Can i use an analogue IC switch being triggered at the same frequency I am receiving on to change a 10 m yagi's directivity by somehow combining received signals with different variable phase either from the same driven element or two or more driven elements?
No, you can't; what you're building by switching something at its carrier frequency is a mixer to twice, four, six,… times the carrier frequency and to a broken 0 Hz baseband, so that's not useful.
The math is simple:
Just as your normal mixer multiplies with a cosine to mix the signal to the sum of the cosine and signal frequencies, and to their difference, the same happens when you multiply with a square wave instead of a cosine.
A square wave can be mathematically represented as sum of cosines of the fundamental frequency of the wave, and every odd harmonic.
Ergo, switching with some frequency $f$ just produces mixing products at your signal's frequency $\pm f$.
That's a standard mixer type, the switching or chopping mixer, but it's not a way of combining things with an adjustable phase.
Looking at that:
What you can do is use a switching mixers for each of two signals, where one square wave has a time (and hence: phase) offset; these mixers would produce a sum-frequency signal each, but with different phases. Then, add these and you get a phase-shifted sum.
You'll have a lot of unwanted harmonics to filter, and your phase adjustments of your square wave can be a bit hard to achieve, and you wouldn't want to use the carrier frequency of your signal, but a higher, adjustable frequency so that you end up on a useful IF.

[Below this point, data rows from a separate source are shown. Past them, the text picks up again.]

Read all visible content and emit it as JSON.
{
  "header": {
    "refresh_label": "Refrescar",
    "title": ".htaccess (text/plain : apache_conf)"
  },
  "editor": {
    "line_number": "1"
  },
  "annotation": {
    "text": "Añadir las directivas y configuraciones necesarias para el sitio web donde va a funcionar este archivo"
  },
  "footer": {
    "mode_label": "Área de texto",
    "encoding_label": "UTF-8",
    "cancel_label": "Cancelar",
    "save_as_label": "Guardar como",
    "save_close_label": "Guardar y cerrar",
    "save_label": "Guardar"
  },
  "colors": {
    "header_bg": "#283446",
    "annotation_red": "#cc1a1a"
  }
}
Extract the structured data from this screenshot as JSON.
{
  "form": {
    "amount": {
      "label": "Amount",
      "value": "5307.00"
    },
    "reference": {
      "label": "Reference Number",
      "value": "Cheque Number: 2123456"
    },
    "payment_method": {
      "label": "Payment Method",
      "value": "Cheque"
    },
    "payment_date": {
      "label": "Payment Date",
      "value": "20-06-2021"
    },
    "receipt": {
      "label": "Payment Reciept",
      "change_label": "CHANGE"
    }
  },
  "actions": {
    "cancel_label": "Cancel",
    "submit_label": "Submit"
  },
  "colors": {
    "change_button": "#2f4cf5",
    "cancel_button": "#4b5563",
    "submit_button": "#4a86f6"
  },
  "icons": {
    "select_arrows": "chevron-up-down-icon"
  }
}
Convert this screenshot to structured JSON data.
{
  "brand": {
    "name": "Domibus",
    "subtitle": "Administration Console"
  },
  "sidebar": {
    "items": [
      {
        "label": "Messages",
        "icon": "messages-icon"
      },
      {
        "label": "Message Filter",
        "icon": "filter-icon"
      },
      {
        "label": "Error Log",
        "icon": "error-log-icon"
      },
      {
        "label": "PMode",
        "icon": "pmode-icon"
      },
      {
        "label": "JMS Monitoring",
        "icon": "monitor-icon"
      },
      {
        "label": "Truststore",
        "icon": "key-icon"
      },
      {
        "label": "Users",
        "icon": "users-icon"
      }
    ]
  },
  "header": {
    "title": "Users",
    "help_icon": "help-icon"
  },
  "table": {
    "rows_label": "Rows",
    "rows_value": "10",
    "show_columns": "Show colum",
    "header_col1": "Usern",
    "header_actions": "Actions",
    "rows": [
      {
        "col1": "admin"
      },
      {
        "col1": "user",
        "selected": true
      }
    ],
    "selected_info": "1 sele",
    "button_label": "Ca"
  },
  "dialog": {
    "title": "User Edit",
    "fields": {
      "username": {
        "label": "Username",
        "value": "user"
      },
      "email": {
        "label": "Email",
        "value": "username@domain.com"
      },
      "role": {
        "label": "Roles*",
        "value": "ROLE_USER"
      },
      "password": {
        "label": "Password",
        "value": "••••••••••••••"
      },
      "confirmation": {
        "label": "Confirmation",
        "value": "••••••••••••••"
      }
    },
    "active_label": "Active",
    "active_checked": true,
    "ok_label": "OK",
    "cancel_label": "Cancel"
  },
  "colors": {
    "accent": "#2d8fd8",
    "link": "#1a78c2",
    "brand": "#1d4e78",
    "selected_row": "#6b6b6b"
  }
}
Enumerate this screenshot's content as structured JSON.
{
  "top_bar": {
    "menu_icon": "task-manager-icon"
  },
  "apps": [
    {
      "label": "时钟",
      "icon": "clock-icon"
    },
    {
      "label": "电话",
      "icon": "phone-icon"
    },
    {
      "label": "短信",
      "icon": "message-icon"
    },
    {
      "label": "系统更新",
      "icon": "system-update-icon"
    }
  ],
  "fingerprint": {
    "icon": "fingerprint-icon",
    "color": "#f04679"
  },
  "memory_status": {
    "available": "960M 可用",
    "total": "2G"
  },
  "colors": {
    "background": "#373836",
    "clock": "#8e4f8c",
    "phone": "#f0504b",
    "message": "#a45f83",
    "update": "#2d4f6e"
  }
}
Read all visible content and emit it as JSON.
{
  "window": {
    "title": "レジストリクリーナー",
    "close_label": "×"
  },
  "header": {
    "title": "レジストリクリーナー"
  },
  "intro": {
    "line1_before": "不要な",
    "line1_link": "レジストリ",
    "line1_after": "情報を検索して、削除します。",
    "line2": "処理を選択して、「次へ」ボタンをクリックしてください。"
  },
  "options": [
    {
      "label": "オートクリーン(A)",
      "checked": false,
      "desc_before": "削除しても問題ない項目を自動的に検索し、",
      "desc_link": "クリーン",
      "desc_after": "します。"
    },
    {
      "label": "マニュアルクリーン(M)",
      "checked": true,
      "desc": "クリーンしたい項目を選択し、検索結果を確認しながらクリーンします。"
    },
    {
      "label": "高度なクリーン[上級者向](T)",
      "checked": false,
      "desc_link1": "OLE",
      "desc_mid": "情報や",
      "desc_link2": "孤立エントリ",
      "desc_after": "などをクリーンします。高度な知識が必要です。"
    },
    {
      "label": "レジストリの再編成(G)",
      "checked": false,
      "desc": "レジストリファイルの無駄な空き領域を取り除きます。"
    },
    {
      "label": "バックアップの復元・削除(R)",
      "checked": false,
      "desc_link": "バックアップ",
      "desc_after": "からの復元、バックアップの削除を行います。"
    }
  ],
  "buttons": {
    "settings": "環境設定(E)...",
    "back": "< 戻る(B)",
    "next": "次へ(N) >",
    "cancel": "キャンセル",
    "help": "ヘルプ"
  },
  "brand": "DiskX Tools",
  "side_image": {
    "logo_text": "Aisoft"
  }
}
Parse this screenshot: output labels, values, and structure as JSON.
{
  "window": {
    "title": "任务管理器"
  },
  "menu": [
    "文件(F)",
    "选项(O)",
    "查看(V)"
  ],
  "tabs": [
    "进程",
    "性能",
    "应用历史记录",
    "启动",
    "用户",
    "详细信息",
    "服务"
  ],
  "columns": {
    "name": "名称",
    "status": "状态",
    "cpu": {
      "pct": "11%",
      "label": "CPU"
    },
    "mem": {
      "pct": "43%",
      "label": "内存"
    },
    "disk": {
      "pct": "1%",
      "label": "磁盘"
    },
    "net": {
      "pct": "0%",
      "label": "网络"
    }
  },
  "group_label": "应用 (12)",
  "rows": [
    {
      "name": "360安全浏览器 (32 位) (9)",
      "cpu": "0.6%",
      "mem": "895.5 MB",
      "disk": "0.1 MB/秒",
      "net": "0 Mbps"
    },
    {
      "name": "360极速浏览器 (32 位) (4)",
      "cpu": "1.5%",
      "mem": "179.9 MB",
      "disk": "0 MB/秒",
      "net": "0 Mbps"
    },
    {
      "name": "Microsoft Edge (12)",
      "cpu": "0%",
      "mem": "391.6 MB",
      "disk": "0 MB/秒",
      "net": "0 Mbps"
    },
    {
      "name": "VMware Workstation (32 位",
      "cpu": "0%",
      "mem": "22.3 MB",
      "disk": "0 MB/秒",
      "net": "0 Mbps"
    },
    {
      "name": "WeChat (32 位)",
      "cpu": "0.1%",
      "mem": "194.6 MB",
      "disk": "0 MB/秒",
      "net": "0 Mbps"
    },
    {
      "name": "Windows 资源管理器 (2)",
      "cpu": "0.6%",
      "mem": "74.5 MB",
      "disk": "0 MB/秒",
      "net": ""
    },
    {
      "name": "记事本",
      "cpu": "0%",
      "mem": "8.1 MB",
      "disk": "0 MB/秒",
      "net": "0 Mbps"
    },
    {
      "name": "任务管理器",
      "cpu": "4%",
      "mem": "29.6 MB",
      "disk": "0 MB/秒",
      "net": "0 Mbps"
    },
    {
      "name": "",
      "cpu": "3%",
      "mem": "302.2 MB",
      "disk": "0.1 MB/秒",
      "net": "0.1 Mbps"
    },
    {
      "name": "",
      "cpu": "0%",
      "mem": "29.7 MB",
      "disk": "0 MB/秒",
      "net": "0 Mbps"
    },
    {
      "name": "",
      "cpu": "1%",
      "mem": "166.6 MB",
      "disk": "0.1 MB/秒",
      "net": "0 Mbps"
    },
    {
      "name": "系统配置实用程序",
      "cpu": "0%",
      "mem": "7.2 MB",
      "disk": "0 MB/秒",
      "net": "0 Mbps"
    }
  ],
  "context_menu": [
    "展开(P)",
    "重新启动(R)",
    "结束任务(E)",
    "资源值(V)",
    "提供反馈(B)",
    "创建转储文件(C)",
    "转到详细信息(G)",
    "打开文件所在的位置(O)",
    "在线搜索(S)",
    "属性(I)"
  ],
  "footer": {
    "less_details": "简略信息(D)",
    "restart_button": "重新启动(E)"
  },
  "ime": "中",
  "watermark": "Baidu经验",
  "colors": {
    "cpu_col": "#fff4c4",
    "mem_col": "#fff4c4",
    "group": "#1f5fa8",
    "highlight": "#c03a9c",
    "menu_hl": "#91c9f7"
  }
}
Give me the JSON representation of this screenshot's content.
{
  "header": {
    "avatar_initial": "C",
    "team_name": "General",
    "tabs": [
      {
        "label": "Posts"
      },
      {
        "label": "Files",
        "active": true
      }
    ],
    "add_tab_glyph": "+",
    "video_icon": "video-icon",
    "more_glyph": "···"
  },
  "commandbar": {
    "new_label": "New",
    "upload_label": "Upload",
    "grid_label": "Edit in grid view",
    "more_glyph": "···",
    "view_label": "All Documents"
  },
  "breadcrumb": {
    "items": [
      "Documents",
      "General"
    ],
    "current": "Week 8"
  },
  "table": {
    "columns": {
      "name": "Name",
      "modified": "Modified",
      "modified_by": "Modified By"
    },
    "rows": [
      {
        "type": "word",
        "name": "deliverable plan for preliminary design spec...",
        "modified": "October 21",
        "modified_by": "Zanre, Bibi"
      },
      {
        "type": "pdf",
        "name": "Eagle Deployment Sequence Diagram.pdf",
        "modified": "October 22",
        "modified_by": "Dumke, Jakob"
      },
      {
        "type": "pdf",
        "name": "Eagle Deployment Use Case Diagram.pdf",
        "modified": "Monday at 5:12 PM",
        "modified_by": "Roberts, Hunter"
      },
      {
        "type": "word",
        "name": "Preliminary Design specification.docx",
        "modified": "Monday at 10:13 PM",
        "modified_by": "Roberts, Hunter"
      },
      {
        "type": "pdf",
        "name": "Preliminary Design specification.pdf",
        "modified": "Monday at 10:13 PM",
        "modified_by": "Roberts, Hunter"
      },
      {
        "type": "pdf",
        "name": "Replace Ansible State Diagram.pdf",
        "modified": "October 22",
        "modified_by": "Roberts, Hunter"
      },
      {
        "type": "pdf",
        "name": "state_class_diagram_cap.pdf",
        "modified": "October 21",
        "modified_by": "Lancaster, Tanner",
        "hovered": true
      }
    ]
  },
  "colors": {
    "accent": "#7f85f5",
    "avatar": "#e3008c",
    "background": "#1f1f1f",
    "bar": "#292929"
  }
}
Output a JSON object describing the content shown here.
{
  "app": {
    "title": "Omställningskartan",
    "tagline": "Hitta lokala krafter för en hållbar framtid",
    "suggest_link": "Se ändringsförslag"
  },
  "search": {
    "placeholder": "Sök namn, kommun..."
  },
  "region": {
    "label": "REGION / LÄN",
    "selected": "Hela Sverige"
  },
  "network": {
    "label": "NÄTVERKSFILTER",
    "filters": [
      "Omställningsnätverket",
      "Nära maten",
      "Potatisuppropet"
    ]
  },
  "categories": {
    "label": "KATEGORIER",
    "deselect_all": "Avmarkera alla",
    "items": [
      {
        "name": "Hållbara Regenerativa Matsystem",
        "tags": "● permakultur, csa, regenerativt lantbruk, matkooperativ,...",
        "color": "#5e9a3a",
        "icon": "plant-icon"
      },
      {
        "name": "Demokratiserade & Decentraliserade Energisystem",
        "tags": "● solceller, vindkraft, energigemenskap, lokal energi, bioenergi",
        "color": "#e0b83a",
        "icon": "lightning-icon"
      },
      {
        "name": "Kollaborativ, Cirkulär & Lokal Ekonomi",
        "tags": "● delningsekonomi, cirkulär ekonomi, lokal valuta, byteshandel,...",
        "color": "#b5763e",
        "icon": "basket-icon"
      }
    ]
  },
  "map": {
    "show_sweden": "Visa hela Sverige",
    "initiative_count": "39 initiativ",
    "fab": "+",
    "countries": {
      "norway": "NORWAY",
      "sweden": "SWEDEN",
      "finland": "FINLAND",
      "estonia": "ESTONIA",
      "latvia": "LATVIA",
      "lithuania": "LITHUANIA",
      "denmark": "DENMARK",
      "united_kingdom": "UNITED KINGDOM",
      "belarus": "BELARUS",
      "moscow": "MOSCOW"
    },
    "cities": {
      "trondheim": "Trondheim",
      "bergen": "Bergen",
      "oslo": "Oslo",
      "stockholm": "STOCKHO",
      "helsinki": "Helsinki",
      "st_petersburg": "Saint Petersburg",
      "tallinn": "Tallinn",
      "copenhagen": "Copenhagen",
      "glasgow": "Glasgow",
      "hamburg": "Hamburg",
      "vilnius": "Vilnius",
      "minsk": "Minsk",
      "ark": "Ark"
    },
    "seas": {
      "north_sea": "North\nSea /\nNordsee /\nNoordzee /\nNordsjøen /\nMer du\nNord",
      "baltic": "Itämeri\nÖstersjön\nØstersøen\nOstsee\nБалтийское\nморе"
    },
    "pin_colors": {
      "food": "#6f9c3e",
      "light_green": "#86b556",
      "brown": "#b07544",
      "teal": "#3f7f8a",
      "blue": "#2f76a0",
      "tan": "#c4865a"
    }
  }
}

But, technically, this is fun thing to consider, and whilst I'm pretty sure you didn't think it'd work like that, yes, you can use switching to phase adjust – but only in the context of using it as mixer.